One of the major priorities of Miller's administration was the planning and development of a public health program, nursing school and medical school—the first state medical school in Florida. His predecessor, John Tigert, had proposed the establishment of a medical school in the early 1940s, and a blue-ribbon citizens' panel had recommended the establishment of a medical school as part of the University of Florida in 1947. In 1949, the Florida Legislature authorized state-funded schools of medicine and nursing with a university hospital, but did not specify Gainesville as the site. The cities of Jacksonville, Miami and Tampa wanted the new medical school, too. Ultimately, the advisory committee established by the legislature and the president of the Florida Medical Association recommended Gainesville. Miller authorized the university architect to begin planning for the new health center facilities in 1950, consultants were engaged, Miller prompted the preparation of the "Medical Center Study" using money from the Commonwealth Fund in 1952, and presented the comprehensive plan to the Florida governor and cabinet. The legislature appropriated $5 million for construction of the new medical sciences building in 1953, and construction began in 1954.

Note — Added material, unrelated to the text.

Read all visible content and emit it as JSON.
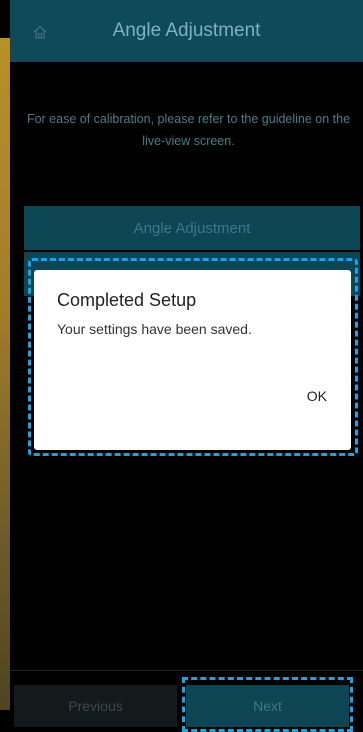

Miller was also a strong proponent of the university's Florida Gators intercollegiate sports program. He prompted the hiring of a new head coach to revive the moribund Florida Gators football team, advocated the expansion of the university's football stadium, Florida Field, and supported other steps to place the University Athletic Association on a stronger financial footing.
Miller presided over the University of Florida's centennial celebration in 1953, recognizing the one-hundredth anniversary of the founding of the university's oldest predecessor institution, the East Florida Seminary. As part of the centennial, the university began construction of Century Tower, the iconic landmark of the Gainesville campus.
Death and legacy
Miller died on November 14, 1953. He was 54 years old. He had felt unwell for several days before the Florida–Georgia football game, and decided not attend the game in Jacksonville. While watching the game on television, Miller experienced physical illness and was taken to the hospital. He died seven days later of rheumatic heart disease. Miller was survived by his wife, Nell Critzer Miller, and their two sons, including J. Hillis Miller, Jr., who became a prominent American professor of English literature. On the day of his on-campus funeral service, the university canceled classes and closed all university offices, and over 10,000 people attended the funeral, including the acting governor, the governor-elect, three former governors, the state board of education and all members of the Board of Control under whom Miller had served. He was eulogized as a national education leader who greatly enhanced the University of Florida's recognition and national reputation.
In recognition of Miller's efforts as president of the University of Florida and his success in advocating, planning and funding the new medical school and other health-related colleges, the university named the new J. Hillis Miller Health Science Center in his memory in October 1956. The College of Medicine, whose planning and development was Miller's major accomplishment as president, opened in 1956 and graduated its first students in 1960. The College of Nursing also held its first classes in 1956, the College of Public Health and the Shands Teaching Hospital opened in 1958. Today, the Miller Health Science Center encompasses six separate academic colleges and enrolls over 6,000 undergraduate, graduate and professional students.